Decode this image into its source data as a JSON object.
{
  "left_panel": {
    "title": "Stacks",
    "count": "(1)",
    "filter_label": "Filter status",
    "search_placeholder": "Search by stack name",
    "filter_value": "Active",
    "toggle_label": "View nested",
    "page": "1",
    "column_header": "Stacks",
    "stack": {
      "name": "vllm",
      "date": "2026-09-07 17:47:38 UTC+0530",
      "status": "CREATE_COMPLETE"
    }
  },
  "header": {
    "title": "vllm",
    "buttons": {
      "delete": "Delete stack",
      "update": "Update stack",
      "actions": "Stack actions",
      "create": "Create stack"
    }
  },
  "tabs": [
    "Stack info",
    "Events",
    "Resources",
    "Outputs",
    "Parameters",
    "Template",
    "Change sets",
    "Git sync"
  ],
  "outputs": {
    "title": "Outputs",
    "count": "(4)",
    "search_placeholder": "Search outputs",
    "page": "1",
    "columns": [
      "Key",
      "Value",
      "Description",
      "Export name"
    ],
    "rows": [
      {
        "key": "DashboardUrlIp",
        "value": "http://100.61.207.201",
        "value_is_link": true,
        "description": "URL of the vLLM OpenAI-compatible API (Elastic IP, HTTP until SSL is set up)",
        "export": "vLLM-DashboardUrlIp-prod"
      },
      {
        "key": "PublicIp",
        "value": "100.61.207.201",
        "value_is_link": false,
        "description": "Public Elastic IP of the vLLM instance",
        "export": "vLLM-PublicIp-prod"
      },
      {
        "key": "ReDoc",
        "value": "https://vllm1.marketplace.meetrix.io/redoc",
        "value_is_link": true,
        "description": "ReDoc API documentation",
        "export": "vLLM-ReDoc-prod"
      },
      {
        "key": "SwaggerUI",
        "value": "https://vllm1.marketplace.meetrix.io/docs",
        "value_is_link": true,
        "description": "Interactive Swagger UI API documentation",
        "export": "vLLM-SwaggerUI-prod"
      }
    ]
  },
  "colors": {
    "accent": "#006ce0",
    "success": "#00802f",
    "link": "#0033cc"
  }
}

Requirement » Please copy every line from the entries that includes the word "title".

Task result »
    "title": "Stacks",
    "title": "vllm",
    "title": "Outputs",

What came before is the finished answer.